Published time: September 01, 2014 14:07
A still image from video taken by a U.S. Coast Guard HC-144 Ocean Sentry aircraft shows the oil tanker United Kalavyrta (also known as the United Kalavrvta), which is carrying a cargo of Kurdish crude oil, approaching Galveston, Texas July 25, 2014 (Reuters / US Coast Guard)

A still image from video taken by a U.S. Coast Guard HC-144 Ocean Sentry aircraft shows the oil tanker United Kalavyrta (also known as the United Kalavrvta), which is carrying a cargo of Kurdish crude oil, approaching Galveston, Texas July 25, 2014 (Reuters / US Coast Guard)

A “ghost ship” oil tanker carrying approximately $100 million of disputed Iraqi Kurdish crude oil has reappeared on satellite imagery near the US coast Monday, after disappearing for several days. The tanker seems not to have offloaded its oil.

According to the US Coast Guard and Reuters, the tanker, United Kalavrvta, is still 95 percent full and has not yet unloaded its cargo. The vessel was anchored Monday in the Galveston Offshore Lightering Area, close to its previously known position.
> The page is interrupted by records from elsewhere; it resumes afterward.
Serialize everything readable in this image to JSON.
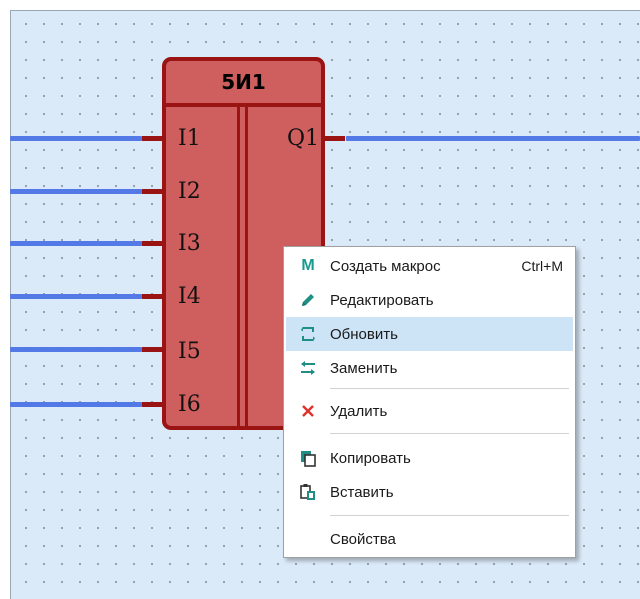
{
  "block": {
    "title": "5И1",
    "inputs": [
      "I1",
      "I2",
      "I3",
      "I4",
      "I5",
      "I6"
    ],
    "outputs": [
      "Q1"
    ]
  },
  "menu": {
    "items": [
      {
        "label": "Создать макрос",
        "shortcut": "Ctrl+M",
        "icon": "macro-m-icon"
      },
      {
        "label": "Редактировать",
        "icon": "pencil-icon"
      },
      {
        "label": "Обновить",
        "icon": "refresh-icon",
        "highlighted": true
      },
      {
        "label": "Заменить",
        "icon": "swap-arrows-icon"
      },
      {
        "label": "Удалить",
        "icon": "delete-x-icon"
      },
      {
        "label": "Копировать",
        "icon": "copy-icon"
      },
      {
        "label": "Вставить",
        "icon": "paste-icon"
      },
      {
        "label": "Свойства",
        "icon": ""
      }
    ]
  },
  "colors": {
    "block_fill": "#cf5f5f",
    "block_border": "#9b1414",
    "wire": "#5379e6",
    "highlight": "#cde3f6"
  }
}
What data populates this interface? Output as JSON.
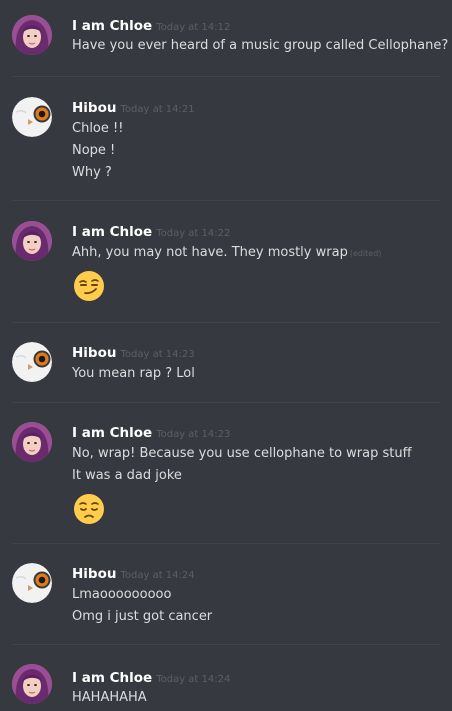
{
  "messages": [
    {
      "author": "I am Chloe",
      "avatar": "chloe-avatar",
      "timestamp": "Today at 14:12",
      "lines": [
        "Have you ever heard of a music group called Cellophane?"
      ]
    },
    {
      "author": "Hibou",
      "avatar": "owl-avatar",
      "timestamp": "Today at 14:21",
      "lines": [
        "Chloe !!",
        "Nope !",
        "Why ?"
      ]
    },
    {
      "author": "I am Chloe",
      "avatar": "chloe-avatar",
      "timestamp": "Today at 14:22",
      "lines": [
        "Ahh, you may not have. They mostly wrap"
      ],
      "edited_label": "(edited)",
      "emoji": "smirking-face-emoji"
    },
    {
      "author": "Hibou",
      "avatar": "owl-avatar",
      "timestamp": "Today at 14:23",
      "lines": [
        "You mean rap ? Lol"
      ]
    },
    {
      "author": "I am Chloe",
      "avatar": "chloe-avatar",
      "timestamp": "Today at 14:23",
      "lines": [
        "No, wrap! Because you use cellophane to wrap stuff",
        "It was a dad joke"
      ],
      "emoji": "pensive-face-emoji"
    },
    {
      "author": "Hibou",
      "avatar": "owl-avatar",
      "timestamp": "Today at 14:24",
      "lines": [
        "Lmaooooooooo",
        "Omg i just got cancer"
      ]
    },
    {
      "author": "I am Chloe",
      "avatar": "chloe-avatar",
      "timestamp": "Today at 14:24",
      "lines": [
        "HAHAHAHA"
      ]
    }
  ],
  "colors": {
    "background": "#36393f",
    "author": "#ffffff",
    "timestamp": "#5c5f65",
    "text": "#dcddde",
    "divider": "#40444b",
    "emoji_yellow": "#ffcc4d"
  }
}
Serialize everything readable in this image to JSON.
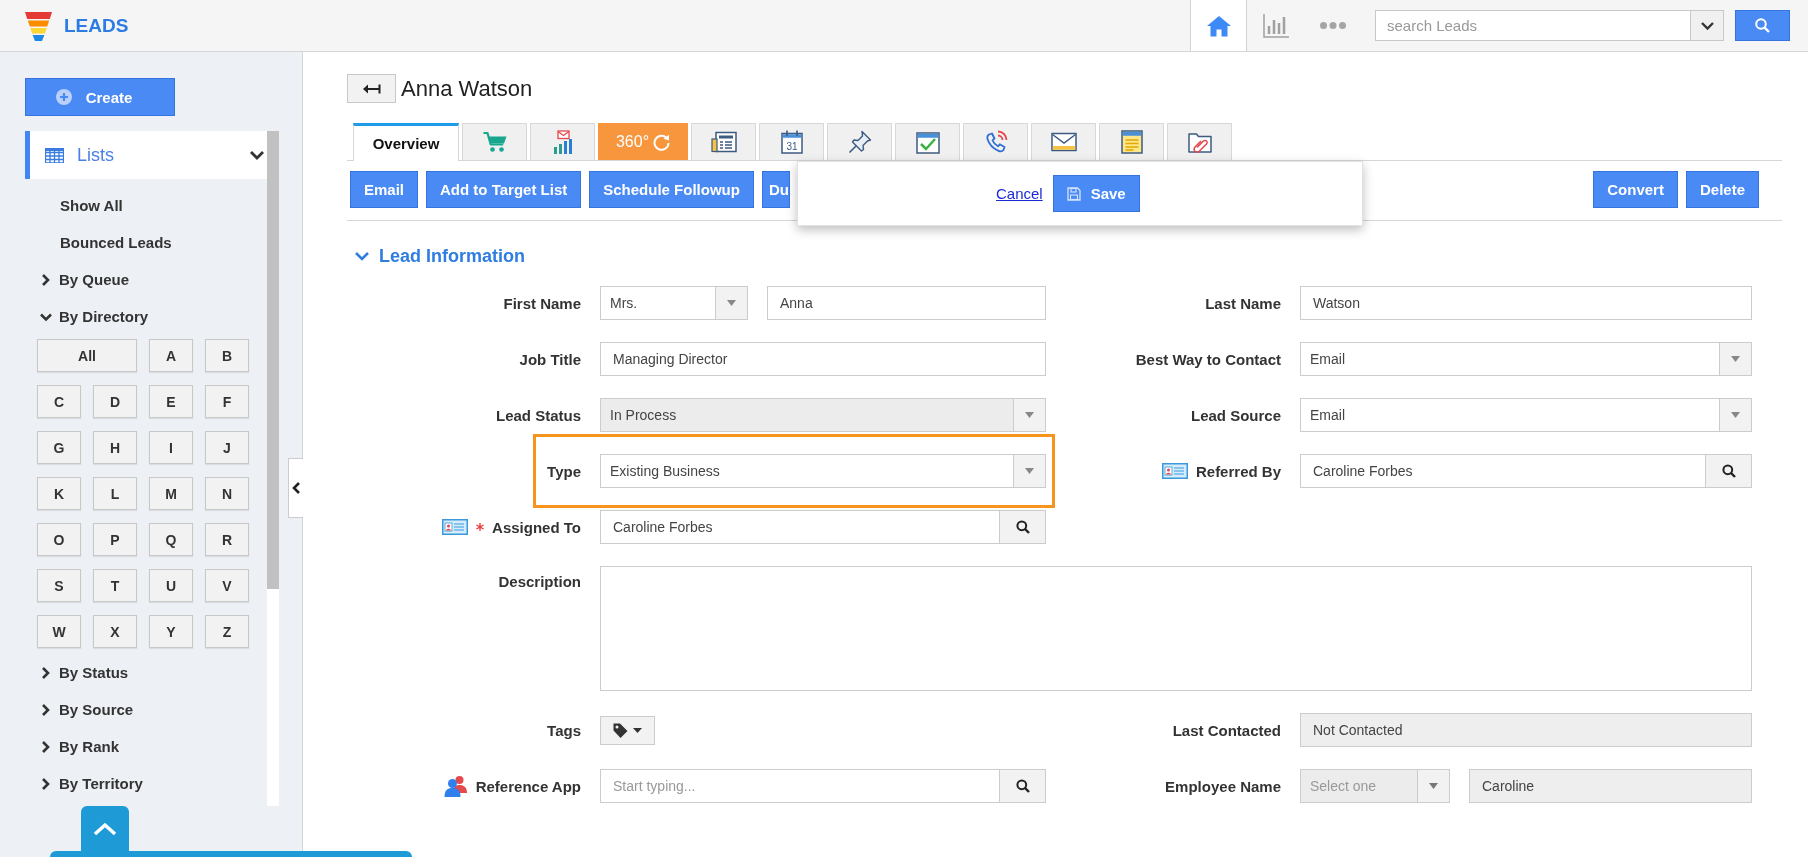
{
  "app": {
    "title": "LEADS"
  },
  "nav": [
    {
      "selected": true
    },
    {
      "selected": false
    },
    {
      "selected": false
    }
  ],
  "search": {
    "placeholder": "search Leads"
  },
  "sidebar": {
    "create": "Create",
    "lists": {
      "label": "Lists",
      "expanded": true
    },
    "links": [
      {
        "label": "Show All"
      },
      {
        "label": "Bounced Leads"
      }
    ],
    "groups": [
      {
        "label": "By Queue",
        "expanded": false
      },
      {
        "label": "By Directory",
        "expanded": true,
        "letters": [
          "All",
          "A",
          "B",
          "C",
          "D",
          "E",
          "F",
          "G",
          "H",
          "I",
          "J",
          "K",
          "L",
          "M",
          "N",
          "O",
          "P",
          "Q",
          "R",
          "S",
          "T",
          "U",
          "V",
          "W",
          "X",
          "Y",
          "Z"
        ]
      },
      {
        "label": "By Status",
        "expanded": false
      },
      {
        "label": "By Source",
        "expanded": false
      },
      {
        "label": "By Rank",
        "expanded": false
      },
      {
        "label": "By Territory",
        "expanded": false
      }
    ]
  },
  "record": {
    "title": "Anna Watson"
  },
  "tabs": [
    {
      "kind": "text",
      "label": "Overview",
      "selected": true
    },
    {
      "kind": "icon",
      "selected": false
    },
    {
      "kind": "icon",
      "selected": false
    },
    {
      "kind": "badge",
      "label": "360°",
      "selected": false
    },
    {
      "kind": "icon",
      "selected": false
    },
    {
      "kind": "calendar",
      "label": "31",
      "selected": false
    },
    {
      "kind": "icon",
      "selected": false
    },
    {
      "kind": "icon",
      "selected": false
    },
    {
      "kind": "icon",
      "selected": false
    },
    {
      "kind": "icon",
      "selected": false
    },
    {
      "kind": "icon",
      "selected": false
    },
    {
      "kind": "icon",
      "selected": false
    }
  ],
  "actions": {
    "left": [
      {
        "label": "Email",
        "covered": false
      },
      {
        "label": "Add to Target List",
        "covered": false
      },
      {
        "label": "Schedule Followup",
        "covered": false
      },
      {
        "label": "Du",
        "covered": true
      }
    ],
    "right": [
      {
        "label": "Convert"
      },
      {
        "label": "Delete"
      }
    ]
  },
  "popup": {
    "cancel": "Cancel",
    "save": "Save"
  },
  "form": {
    "title": "Lead Information",
    "expanded": true,
    "rows": [
      {
        "fields": [
          {
            "kind": "name",
            "label": "First Name",
            "salutation": "Mrs.",
            "value": "Anna",
            "disabled": false,
            "required": false,
            "highlighted": false
          },
          {
            "kind": "text",
            "label": "Last Name",
            "value": "Watson",
            "disabled": false,
            "required": false,
            "highlighted": false
          }
        ]
      },
      {
        "fields": [
          {
            "kind": "text",
            "label": "Job Title",
            "value": "Managing Director",
            "disabled": false,
            "required": false,
            "highlighted": false
          },
          {
            "kind": "select",
            "label": "Best Way to Contact",
            "value": "Email",
            "disabled": false,
            "required": false,
            "highlighted": false
          }
        ]
      },
      {
        "fields": [
          {
            "kind": "select",
            "label": "Lead Status",
            "value": "In Process",
            "disabled": true,
            "required": false,
            "highlighted": false
          },
          {
            "kind": "select",
            "label": "Lead Source",
            "value": "Email",
            "disabled": false,
            "required": false,
            "highlighted": false
          }
        ]
      },
      {
        "fields": [
          {
            "kind": "select",
            "label": "Type",
            "value": "Existing Business",
            "disabled": false,
            "required": false,
            "highlighted": true
          },
          {
            "kind": "lookup",
            "label": "Referred By",
            "value": "Caroline Forbes",
            "disabled": false,
            "required": false,
            "highlighted": false
          }
        ]
      },
      {
        "fields": [
          {
            "kind": "lookup",
            "label": "Assigned To",
            "value": "Caroline Forbes",
            "disabled": false,
            "required": true,
            "highlighted": false
          }
        ]
      },
      {
        "fields": [
          {
            "kind": "textarea",
            "label": "Description",
            "disabled": false,
            "required": false,
            "highlighted": false
          }
        ]
      },
      {
        "fields": [
          {
            "kind": "tags",
            "label": "Tags",
            "disabled": false,
            "required": false,
            "highlighted": false
          },
          {
            "kind": "text",
            "label": "Last Contacted",
            "value": "Not Contacted",
            "disabled": true,
            "required": false,
            "highlighted": false
          }
        ]
      },
      {
        "fields": [
          {
            "kind": "reference",
            "label": "Reference App",
            "placeholder": "Start typing...",
            "disabled": false,
            "required": false,
            "highlighted": false
          },
          {
            "kind": "employee",
            "label": "Employee Name",
            "placeholder": "Select one",
            "value": "Caroline",
            "disabled": true,
            "required": false,
            "highlighted": false
          }
        ]
      }
    ]
  }
}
The Iraqi government has deemed this shipment of Kurdish crude oil illegal. Baghdad filed a lawsuit in the US in June, preventing any purchaser from unloading the Kurdish shipment.

When Iraq’s government initially filed the law suit, US District Judge Nancy K. Johnson ordered the seizure of the tanker’s $100 million payload, but only if the tanker entered the territorial waters of the US.
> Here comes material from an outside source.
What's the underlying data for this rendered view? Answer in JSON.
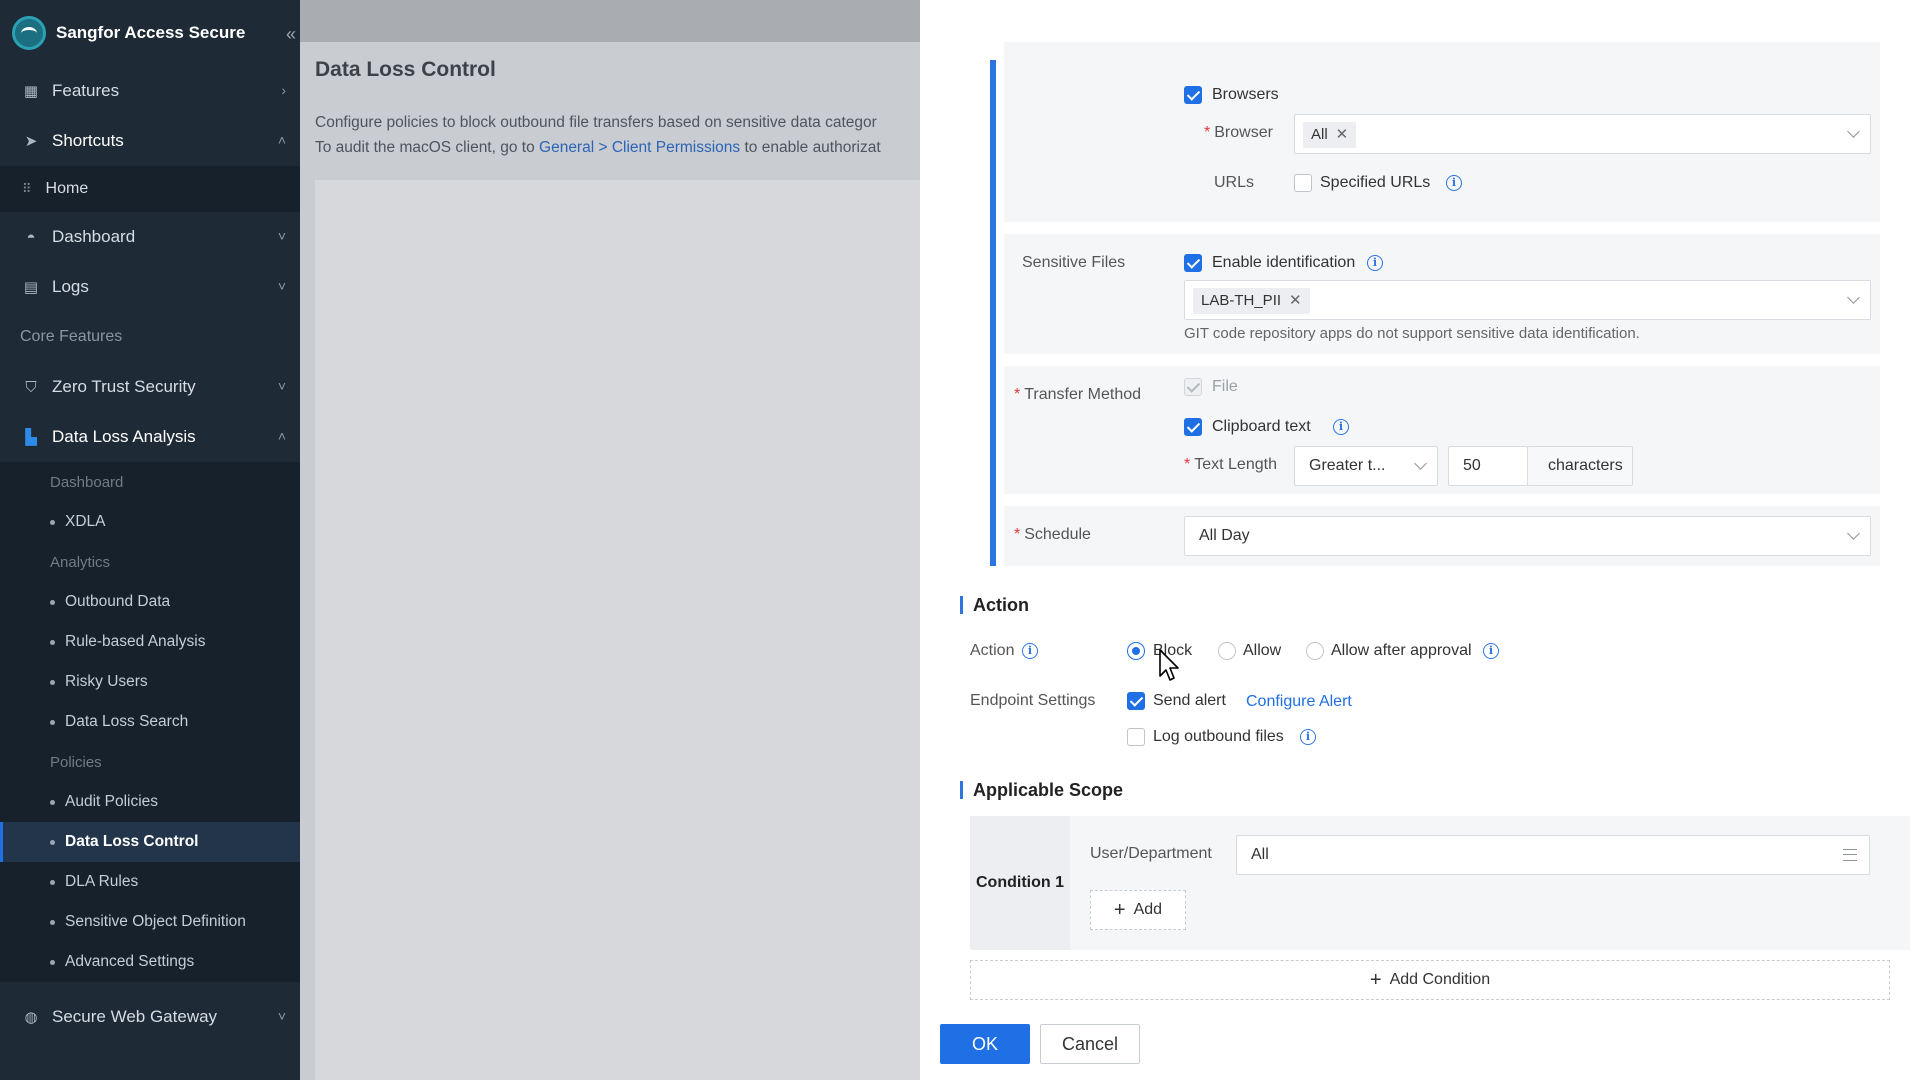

This isn’t the first time Kurdish oil tankers have switched off their electronic transponders to avoid detection – essentially making their movements impossible to track.

Approximately a week ago, a Kurdish tanker carrying crude disappeared from satellite tracking north of Egypt’s Sinai, only to reappear empty two days later near Israel.

As recently as June, Iraq’s central government made an attempt at illegalizing Kurdish oil sales but it was ultimately rejected by Iraq’s Supreme Court.

Kurds have argued that the sale of their crude is essential to their dreams of an independent Kurdistan – while the US State Department has publicly backed Baghdad’s stance.

Given the recent violence and uncertainty in Iraq, this makes for a hard decision for both the stranded tanker and its would-be US buyer.